|Caption: Urgent / Jordanian 1st lieutenant pilot Ma'az after|
his aircraft was downed by an infrared [guided] missile
The Islamic State in Iraq and Syria (ISIS) claims to have downed a Royal Jordanian Air Force F-16 with an infrared guided missile (sarukh harari) today. The aircraft was conducting airstrikes on targets 11 kilometers east of the self-proclaimed ISIS capital city of al-Raqqah. ISIS has published photographs of the pilot being taken into custody - one is shown above. Arabic language media has identified the pilot as 27-year old 1st Lieutenant Ma'az Safi Yusif al-Kasasbah.

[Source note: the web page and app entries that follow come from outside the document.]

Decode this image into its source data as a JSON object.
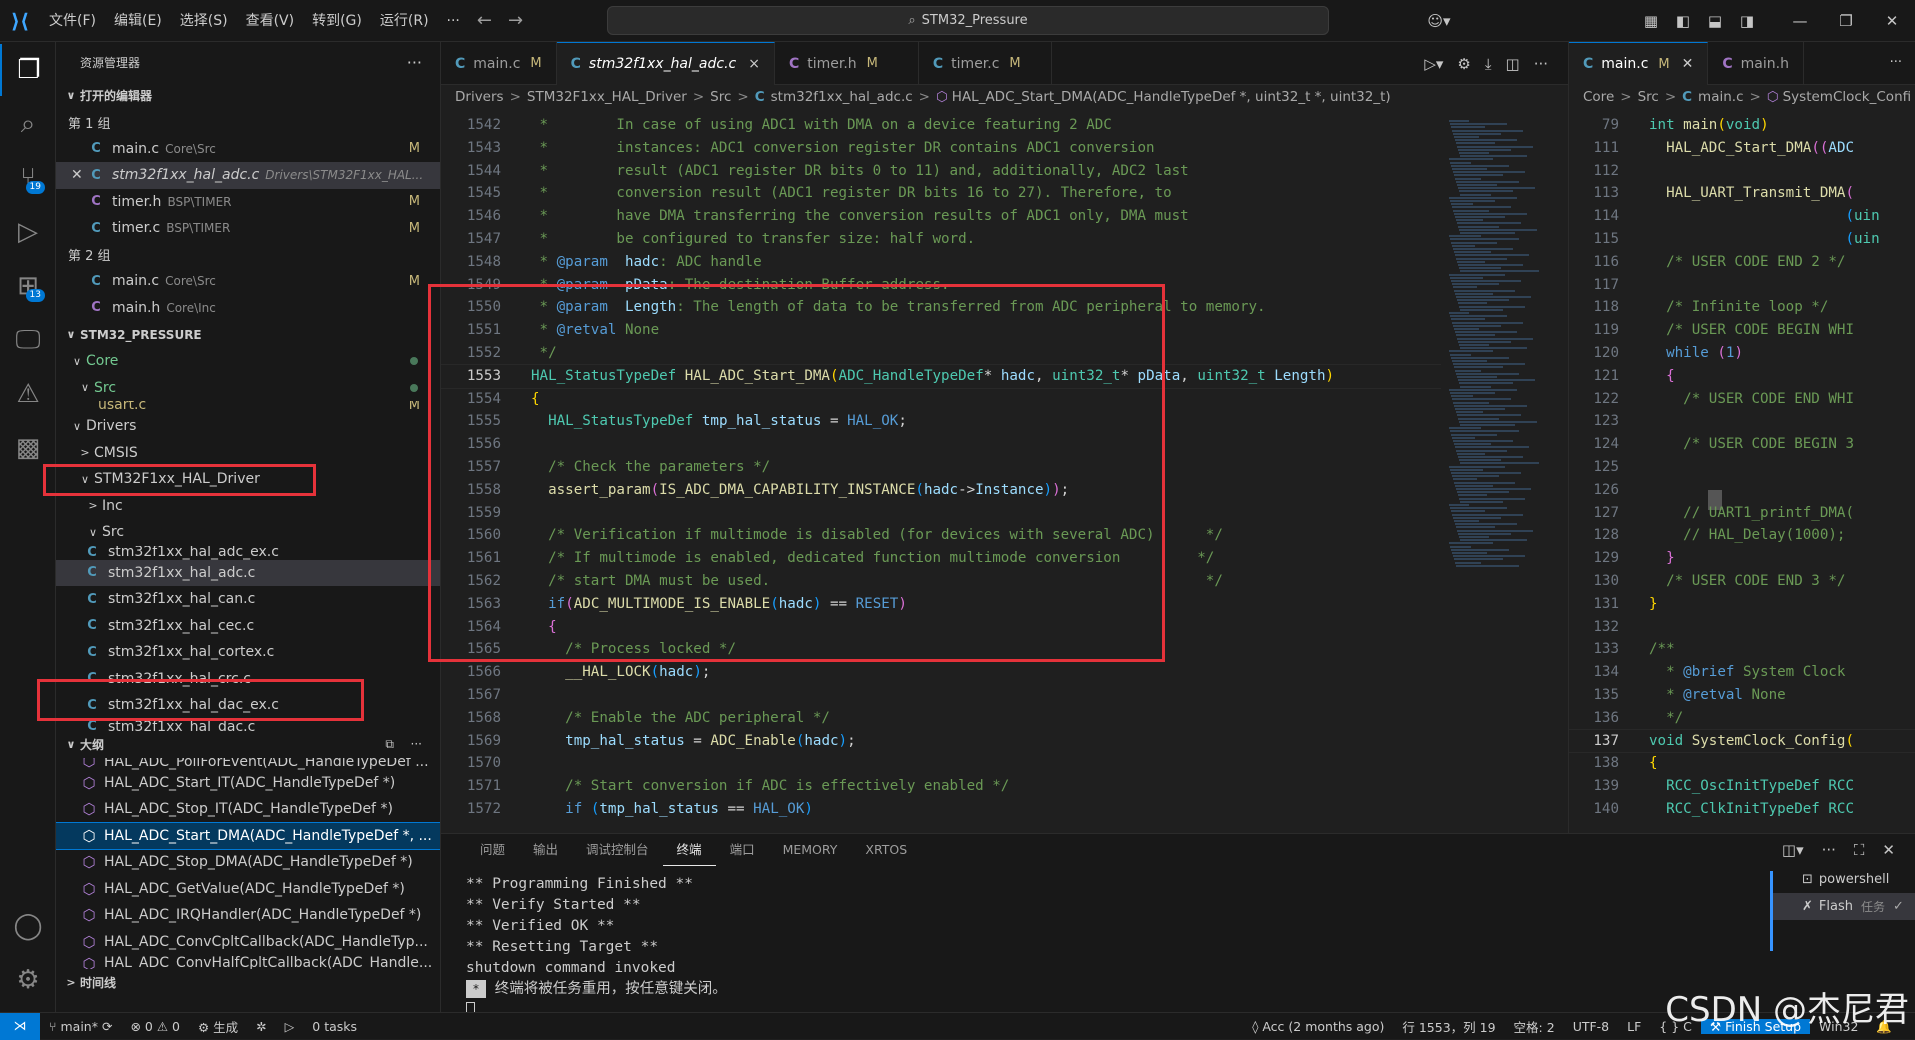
{
  "titlebar": {
    "menu": [
      "文件(F)",
      "编辑(E)",
      "选择(S)",
      "查看(V)",
      "转到(G)",
      "运行(R)",
      "···"
    ],
    "search": "STM32_Pressure"
  },
  "activity": {
    "scm_badge": "19",
    "ext_badge": "13"
  },
  "sidebar": {
    "title": "资源管理器",
    "open_editors_label": "打开的编辑器",
    "group1_label": "第 1 组",
    "group2_label": "第 2 组",
    "open_editors_g1": [
      {
        "name": "main.c",
        "path": "Core\\Src",
        "status": "M"
      },
      {
        "name": "stm32f1xx_hal_adc.c",
        "path": "Drivers\\STM32F1xx_HAL...",
        "status": ""
      },
      {
        "name": "timer.h",
        "path": "BSP\\TIMER",
        "status": "M"
      },
      {
        "name": "timer.c",
        "path": "BSP\\TIMER",
        "status": "M"
      }
    ],
    "open_editors_g2": [
      {
        "name": "main.c",
        "path": "Core\\Src",
        "status": "M"
      },
      {
        "name": "main.h",
        "path": "Core\\Inc",
        "status": ""
      }
    ],
    "project_label": "STM32_PRESSURE",
    "tree": {
      "core": "Core",
      "src": "Src",
      "usart": "usart.c",
      "usart_status": "M",
      "drivers": "Drivers",
      "cmsis": "CMSIS",
      "hal_driver": "STM32F1xx_HAL_Driver",
      "inc": "Inc",
      "src2": "Src",
      "files": [
        "stm32f1xx_hal_adc_ex.c",
        "stm32f1xx_hal_adc.c",
        "stm32f1xx_hal_can.c",
        "stm32f1xx_hal_cec.c",
        "stm32f1xx_hal_cortex.c",
        "stm32f1xx_hal_crc.c",
        "stm32f1xx_hal_dac_ex.c",
        "stm32f1xx_hal_dac.c"
      ]
    },
    "outline_label": "大纲",
    "outline": [
      "HAL_ADC_PollForEvent(ADC_HandleTypeDef ...",
      "HAL_ADC_Start_IT(ADC_HandleTypeDef *)",
      "HAL_ADC_Stop_IT(ADC_HandleTypeDef *)",
      "HAL_ADC_Start_DMA(ADC_HandleTypeDef *, ...",
      "HAL_ADC_Stop_DMA(ADC_HandleTypeDef *)",
      "HAL_ADC_GetValue(ADC_HandleTypeDef *)",
      "HAL_ADC_IRQHandler(ADC_HandleTypeDef *)",
      "HAL_ADC_ConvCpltCallback(ADC_HandleTyp...",
      "HAL_ADC_ConvHalfCpltCallback(ADC_Handle..."
    ],
    "timeline_label": "时间线"
  },
  "editor1": {
    "tabs": [
      {
        "name": "main.c",
        "status": "M"
      },
      {
        "name": "stm32f1xx_hal_adc.c",
        "status": "×"
      },
      {
        "name": "timer.h",
        "status": "M"
      },
      {
        "name": "timer.c",
        "status": "M"
      }
    ],
    "breadcrumb": [
      "Drivers",
      "STM32F1xx_HAL_Driver",
      "Src",
      "stm32f1xx_hal_adc.c",
      "HAL_ADC_Start_DMA(ADC_HandleTypeDef *, uint32_t *, uint32_t)"
    ],
    "line_numbers": [
      "1542",
      "1543",
      "1544",
      "1545",
      "1546",
      "1547",
      "1548",
      "1549",
      "1550",
      "1551",
      "1552",
      "1553",
      "1554",
      "1555",
      "1556",
      "1557",
      "1558",
      "1559",
      "1560",
      "1561",
      "1562",
      "1563",
      "1564",
      "1565",
      "1566",
      "1567",
      "1568",
      "1569",
      "1570",
      "1571",
      "1572"
    ],
    "current_line": "1553"
  },
  "editor2": {
    "tabs": [
      {
        "name": "main.c",
        "status": "M"
      },
      {
        "name": "main.h",
        "status": ""
      }
    ],
    "breadcrumb": [
      "Core",
      "Src",
      "main.c",
      "SystemClock_Confi"
    ],
    "line_numbers": [
      "79",
      "111",
      "112",
      "113",
      "114",
      "115",
      "116",
      "117",
      "118",
      "119",
      "120",
      "121",
      "122",
      "123",
      "124",
      "125",
      "126",
      "127",
      "128",
      "129",
      "130",
      "131",
      "132",
      "133",
      "134",
      "135",
      "136",
      "137",
      "138",
      "139",
      "140"
    ],
    "current_line": "137"
  },
  "panel": {
    "tabs": [
      "问题",
      "输出",
      "调试控制台",
      "终端",
      "端口",
      "MEMORY",
      "XRTOS"
    ],
    "terminal_lines": [
      "** Programming Finished **",
      "** Verify Started **",
      "** Verified OK **",
      "** Resetting Target **",
      "shutdown command invoked"
    ],
    "terminal_reuse_msg": "终端将被任务重用，按任意键关闭。",
    "terminal_list": [
      {
        "name": "powershell",
        "extra": ""
      },
      {
        "name": "Flash",
        "extra": "任务"
      }
    ]
  },
  "statusbar": {
    "branch": "main*",
    "errors": "0",
    "warnings": "0",
    "build": "生成",
    "tasks": "0 tasks",
    "acc": "Acc (2 months ago)",
    "position": "行 1553，列 19",
    "spaces": "空格: 2",
    "encoding": "UTF-8",
    "eol": "LF",
    "lang": "{ } C",
    "finish": "Finish Setup",
    "platform": "Win32"
  },
  "watermark": "CSDN @杰尼君"
}
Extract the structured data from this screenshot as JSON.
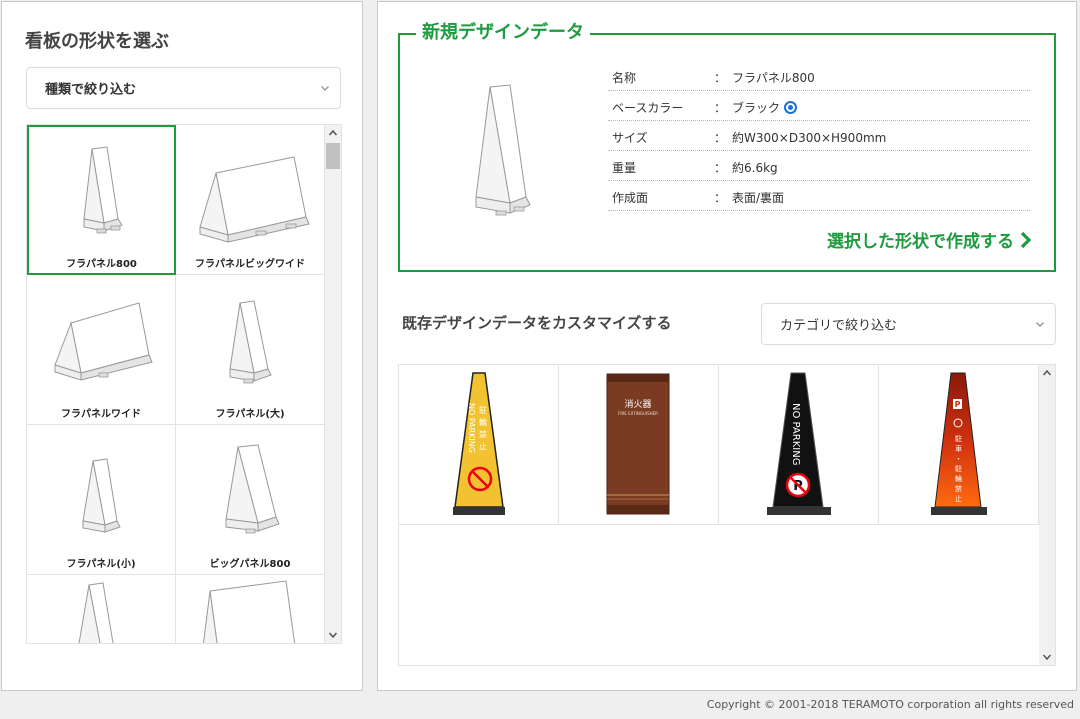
{
  "left_panel": {
    "title": "看板の形状を選ぶ",
    "filter": {
      "selected": "種類で絞り込む"
    },
    "shapes": [
      {
        "label": "フラパネル800",
        "selected": true
      },
      {
        "label": "フラパネルビッグワイド",
        "selected": false
      },
      {
        "label": "フラパネルワイド",
        "selected": false
      },
      {
        "label": "フラパネル(大)",
        "selected": false
      },
      {
        "label": "フラパネル(小)",
        "selected": false
      },
      {
        "label": "ビッグパネル800",
        "selected": false
      },
      {
        "label": "",
        "selected": false
      },
      {
        "label": "",
        "selected": false
      }
    ]
  },
  "new_design": {
    "title": "新規デザインデータ",
    "specs": [
      {
        "key": "名称",
        "value": "フラパネル800"
      },
      {
        "key": "ベースカラー",
        "value": "ブラック",
        "radio": true
      },
      {
        "key": "サイズ",
        "value": "約W300×D300×H900mm"
      },
      {
        "key": "重量",
        "value": "約6.6kg"
      },
      {
        "key": "作成面",
        "value": "表面/裏面"
      }
    ],
    "separator": "：",
    "create_label": "選択した形状で作成する"
  },
  "existing": {
    "title": "既存デザインデータをカスタマイズする",
    "filter": {
      "selected": "カテゴリで絞り込む"
    },
    "designs": [
      {
        "name": "yellow-cone",
        "vertical_text": "駐輪禁止",
        "side_text": "NO PARKING",
        "color": "#f2c230"
      },
      {
        "name": "wood-panel",
        "title": "消火器",
        "subtitle": "FIRE EXTINGUISHER",
        "color": "#7a3b22"
      },
      {
        "name": "black-cone",
        "text": "NO PARKING",
        "color": "#111111"
      },
      {
        "name": "orange-cone",
        "badge": "P",
        "vertical_text": "駐車・駐輪禁止",
        "color": "#ef5a14"
      }
    ]
  },
  "footer": {
    "copyright": "Copyright © 2001-2018 TERAMOTO corporation all rights reserved"
  },
  "colors": {
    "accent": "#1e9a3f",
    "radio": "#1a73d9"
  }
}
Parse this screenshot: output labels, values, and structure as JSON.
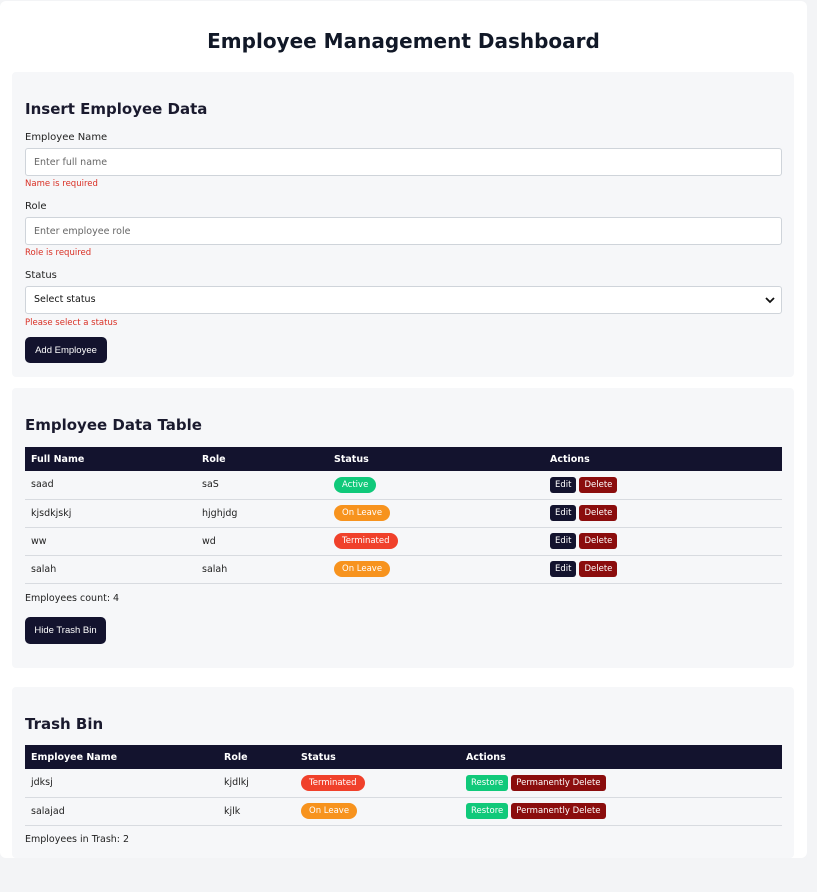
{
  "page": {
    "title": "Employee Management Dashboard"
  },
  "insert": {
    "title": "Insert Employee Data",
    "name_label": "Employee Name",
    "name_placeholder": "Enter full name",
    "name_error": "Name is required",
    "role_label": "Role",
    "role_placeholder": "Enter employee role",
    "role_error": "Role is required",
    "status_label": "Status",
    "status_value": "Select status",
    "status_error": "Please select a status",
    "submit_label": "Add Employee"
  },
  "table": {
    "title": "Employee Data Table",
    "headers": [
      "Full Name",
      "Role",
      "Status",
      "Actions"
    ],
    "rows": [
      {
        "name": "saad",
        "role": "saS",
        "status": "Active"
      },
      {
        "name": "kjsdkjskj",
        "role": "hjghjdg",
        "status": "On Leave"
      },
      {
        "name": "ww",
        "role": "wd",
        "status": "Terminated"
      },
      {
        "name": "salah",
        "role": "salah",
        "status": "On Leave"
      }
    ],
    "edit_label": "Edit",
    "delete_label": "Delete",
    "count_text": "Employees count: 4",
    "toggle_trash_label": "Hide Trash Bin"
  },
  "trash": {
    "title": "Trash Bin",
    "headers": [
      "Employee Name",
      "Role",
      "Status",
      "Actions"
    ],
    "rows": [
      {
        "name": "jdksj",
        "role": "kjdlkj",
        "status": "Terminated"
      },
      {
        "name": "salajad",
        "role": "kjlk",
        "status": "On Leave"
      }
    ],
    "restore_label": "Restore",
    "perm_delete_label": "Permanently Delete",
    "count_text": "Employees in Trash: 2"
  },
  "colors": {
    "navy": "#13132e",
    "active": "#10c97a",
    "on_leave": "#f7931e",
    "terminated": "#f0412b",
    "danger": "#8b0d0d",
    "restore": "#10c97a",
    "error_text": "#d93025"
  },
  "icons": {
    "select_chevron": "chevron-down-icon"
  }
}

The RJAF has acknowledged the loss of the aircraft and the capture of the pilot, and is holding ISIS responsible for the safety of the pilot. The family of the flier has also confirmed that the pictures posted by ISIS on social media indeed show Ma'az al-Kasasbah, and that he is a pilot in the Jordanian air force. It is not clear if the aircraft was shot down or was lost due to a problem with the aircraft.
ISIS is in possession of hundreds of Russian-made and Chinese-made shoulder-fired infrared-guided missiles that the Islamist group has seized from both Syrian and Iraqi army units, as well as the Free Syrian Army. The missiles are capable of downing low-flying aircraft, including fighter aircraft. The Syrian air force has lost numerous helicopters and fixed wing aircraft to such missiles. The F-16 - which is flown by several countries who are members of the coalition, including the U.S. Air Force - is equipped with heat flares to defeat these systems, but they are not foolproof.
Today's loss of an aircraft - whether a shootdown or not - highlights the danger coalition pilots face every day, especially over Syria and near the ISIS stronghold of al-Raqqah. This danger is complicated by the fact that the Syrian Air Force is also conducting airstrikes in and around al-Raqqah. ISIS has concentrated much of its air defense weaponry near al-Raqqah. The risk of such events cannot be ignored.
ISIS now has a trophy - a coalition pilot, in this case an Arab and a Muslim. This creates a serious situation for the coalition, especially the Jordanians. The question is whether ISIS will use the pilot for potential leverage against the Hashemite Kingdom, or murder him in a grisly manner and publish the event on social media. ISIS has beheaded at least three Americans and several other nationalities in the recent past. An indication of how he might be treated is the description in Arabic, al-tiyar al-urduni al-murtad - "the apostate Jordanian pilot." Under Islamic law, apostasy is punishable by death.
Captured Arab military personnel - both Syrian and Iraqi - have been summarily murdered, often beheaded and the videos of the murders posted online. Given the location of the pilot's capture - deep in the heart of ISIS's territory, the chances of a successful rescue are extremely small. The next move is up to ISIS.
The Jordanians are a small country and will rally around their pilot and his family. In that vein, there have been at least seven Arabic-language Facebook community pages set up in solidarity with the captured pilot with more than 25,000 followers.
(Personal note: In the 1980's, I served as an adviser to the Jordanian Armed Forces. Some of the officers I worked with were RJAF pilots - fine officers. I have always felt a kinship with the Jordanian military and remain in touch with several of them. I am joining the "We are all Ma'az al-Kasasbah" community page.)